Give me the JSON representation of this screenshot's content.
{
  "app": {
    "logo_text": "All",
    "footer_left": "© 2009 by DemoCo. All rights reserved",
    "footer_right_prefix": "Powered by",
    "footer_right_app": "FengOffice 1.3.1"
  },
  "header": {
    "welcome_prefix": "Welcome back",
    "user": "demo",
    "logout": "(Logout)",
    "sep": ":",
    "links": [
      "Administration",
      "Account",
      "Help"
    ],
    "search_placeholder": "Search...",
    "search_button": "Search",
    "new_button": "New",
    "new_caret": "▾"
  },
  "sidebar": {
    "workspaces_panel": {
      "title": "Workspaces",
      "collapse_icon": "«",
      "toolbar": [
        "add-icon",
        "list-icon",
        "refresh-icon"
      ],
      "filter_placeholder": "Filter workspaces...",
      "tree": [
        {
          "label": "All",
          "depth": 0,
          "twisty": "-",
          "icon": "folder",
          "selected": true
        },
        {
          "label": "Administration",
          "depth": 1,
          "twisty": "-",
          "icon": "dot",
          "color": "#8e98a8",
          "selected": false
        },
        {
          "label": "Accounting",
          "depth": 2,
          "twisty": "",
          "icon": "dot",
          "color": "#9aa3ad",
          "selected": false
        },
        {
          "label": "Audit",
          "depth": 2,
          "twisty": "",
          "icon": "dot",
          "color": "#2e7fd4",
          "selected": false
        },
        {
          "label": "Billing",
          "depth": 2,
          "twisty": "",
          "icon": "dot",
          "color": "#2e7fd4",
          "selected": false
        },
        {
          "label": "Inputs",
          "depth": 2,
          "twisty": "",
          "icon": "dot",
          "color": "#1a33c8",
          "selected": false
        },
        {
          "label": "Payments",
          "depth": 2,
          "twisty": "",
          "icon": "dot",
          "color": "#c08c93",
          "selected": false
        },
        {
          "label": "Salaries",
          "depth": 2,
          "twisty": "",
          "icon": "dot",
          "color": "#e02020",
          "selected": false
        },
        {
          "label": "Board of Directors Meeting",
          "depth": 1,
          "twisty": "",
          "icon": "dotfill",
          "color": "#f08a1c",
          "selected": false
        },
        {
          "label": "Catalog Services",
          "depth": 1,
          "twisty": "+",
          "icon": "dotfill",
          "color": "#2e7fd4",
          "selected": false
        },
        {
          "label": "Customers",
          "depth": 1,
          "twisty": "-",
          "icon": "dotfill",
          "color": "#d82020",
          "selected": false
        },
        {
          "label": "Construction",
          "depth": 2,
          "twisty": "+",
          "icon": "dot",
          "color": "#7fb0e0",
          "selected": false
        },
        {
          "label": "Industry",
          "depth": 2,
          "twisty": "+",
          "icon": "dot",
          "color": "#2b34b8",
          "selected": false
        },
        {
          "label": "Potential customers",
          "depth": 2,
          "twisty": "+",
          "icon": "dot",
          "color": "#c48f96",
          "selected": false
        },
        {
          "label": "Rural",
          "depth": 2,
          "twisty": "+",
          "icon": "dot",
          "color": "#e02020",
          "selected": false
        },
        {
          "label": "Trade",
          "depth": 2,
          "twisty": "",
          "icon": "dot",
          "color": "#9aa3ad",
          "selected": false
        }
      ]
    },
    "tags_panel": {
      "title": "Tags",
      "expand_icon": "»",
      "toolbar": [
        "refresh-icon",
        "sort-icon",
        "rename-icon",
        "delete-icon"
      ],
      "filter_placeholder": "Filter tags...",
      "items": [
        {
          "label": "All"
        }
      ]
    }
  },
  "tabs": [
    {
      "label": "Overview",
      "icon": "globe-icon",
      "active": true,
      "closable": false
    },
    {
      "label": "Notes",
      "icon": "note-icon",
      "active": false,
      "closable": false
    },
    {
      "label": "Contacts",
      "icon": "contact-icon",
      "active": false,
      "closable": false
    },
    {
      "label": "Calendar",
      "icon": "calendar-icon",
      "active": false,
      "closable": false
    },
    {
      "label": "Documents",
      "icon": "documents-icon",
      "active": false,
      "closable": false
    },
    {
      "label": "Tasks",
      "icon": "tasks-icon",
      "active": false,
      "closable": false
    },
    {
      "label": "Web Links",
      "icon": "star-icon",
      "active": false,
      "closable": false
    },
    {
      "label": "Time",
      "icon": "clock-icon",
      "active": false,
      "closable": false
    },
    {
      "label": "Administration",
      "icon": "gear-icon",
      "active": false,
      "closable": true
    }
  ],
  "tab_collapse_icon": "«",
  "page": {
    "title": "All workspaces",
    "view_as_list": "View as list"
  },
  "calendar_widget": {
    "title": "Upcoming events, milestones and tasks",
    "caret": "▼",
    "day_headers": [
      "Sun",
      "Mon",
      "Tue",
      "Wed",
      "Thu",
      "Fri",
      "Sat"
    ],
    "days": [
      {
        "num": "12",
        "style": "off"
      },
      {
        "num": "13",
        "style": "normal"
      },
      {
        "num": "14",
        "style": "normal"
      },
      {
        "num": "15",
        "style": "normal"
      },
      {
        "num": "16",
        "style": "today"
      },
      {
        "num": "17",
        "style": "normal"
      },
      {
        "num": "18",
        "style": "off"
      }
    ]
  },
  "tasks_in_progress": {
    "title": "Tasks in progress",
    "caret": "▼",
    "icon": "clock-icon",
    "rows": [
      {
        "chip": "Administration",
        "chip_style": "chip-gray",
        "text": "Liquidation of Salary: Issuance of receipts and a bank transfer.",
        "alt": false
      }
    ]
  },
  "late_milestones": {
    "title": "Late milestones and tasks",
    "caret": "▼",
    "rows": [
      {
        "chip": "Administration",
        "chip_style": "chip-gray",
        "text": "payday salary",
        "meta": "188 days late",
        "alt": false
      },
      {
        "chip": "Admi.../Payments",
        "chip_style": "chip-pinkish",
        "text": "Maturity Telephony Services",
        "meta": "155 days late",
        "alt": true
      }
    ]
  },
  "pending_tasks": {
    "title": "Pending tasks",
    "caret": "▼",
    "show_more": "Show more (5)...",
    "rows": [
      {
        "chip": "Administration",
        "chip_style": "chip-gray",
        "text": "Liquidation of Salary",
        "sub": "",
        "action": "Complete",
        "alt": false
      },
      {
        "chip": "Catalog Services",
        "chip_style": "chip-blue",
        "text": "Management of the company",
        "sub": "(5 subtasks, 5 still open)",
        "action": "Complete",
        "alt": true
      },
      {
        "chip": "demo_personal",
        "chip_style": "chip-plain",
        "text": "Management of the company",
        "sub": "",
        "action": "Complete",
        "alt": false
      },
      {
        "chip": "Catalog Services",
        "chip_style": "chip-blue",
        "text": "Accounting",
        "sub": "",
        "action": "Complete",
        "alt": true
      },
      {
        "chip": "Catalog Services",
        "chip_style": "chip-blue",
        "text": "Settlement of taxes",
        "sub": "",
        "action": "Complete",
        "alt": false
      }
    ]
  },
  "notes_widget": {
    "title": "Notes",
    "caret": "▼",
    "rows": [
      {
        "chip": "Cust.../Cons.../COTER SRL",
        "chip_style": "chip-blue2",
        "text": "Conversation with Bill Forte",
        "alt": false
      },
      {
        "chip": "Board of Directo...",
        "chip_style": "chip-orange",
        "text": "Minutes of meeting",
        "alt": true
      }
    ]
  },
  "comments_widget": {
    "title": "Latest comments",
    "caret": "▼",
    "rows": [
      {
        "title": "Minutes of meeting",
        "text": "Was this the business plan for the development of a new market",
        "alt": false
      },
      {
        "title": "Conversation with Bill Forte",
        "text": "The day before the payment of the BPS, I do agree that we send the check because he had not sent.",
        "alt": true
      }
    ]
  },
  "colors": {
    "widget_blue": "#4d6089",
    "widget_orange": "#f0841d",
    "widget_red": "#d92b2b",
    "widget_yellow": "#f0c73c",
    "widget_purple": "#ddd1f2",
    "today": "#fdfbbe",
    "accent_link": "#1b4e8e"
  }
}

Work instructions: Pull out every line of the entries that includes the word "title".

Solution for this exercise:
      "title": "Workspaces",
      "title": "Tags",
    "title": "All workspaces",
    "title": "Upcoming events, milestones and tasks",
    "title": "Tasks in progress",
    "title": "Late milestones and tasks",
    "title": "Pending tasks",
    "title": "Notes",
    "title": "Latest comments",
        "title": "Minutes of meeting",
        "title": "Conversation with Bill Forte",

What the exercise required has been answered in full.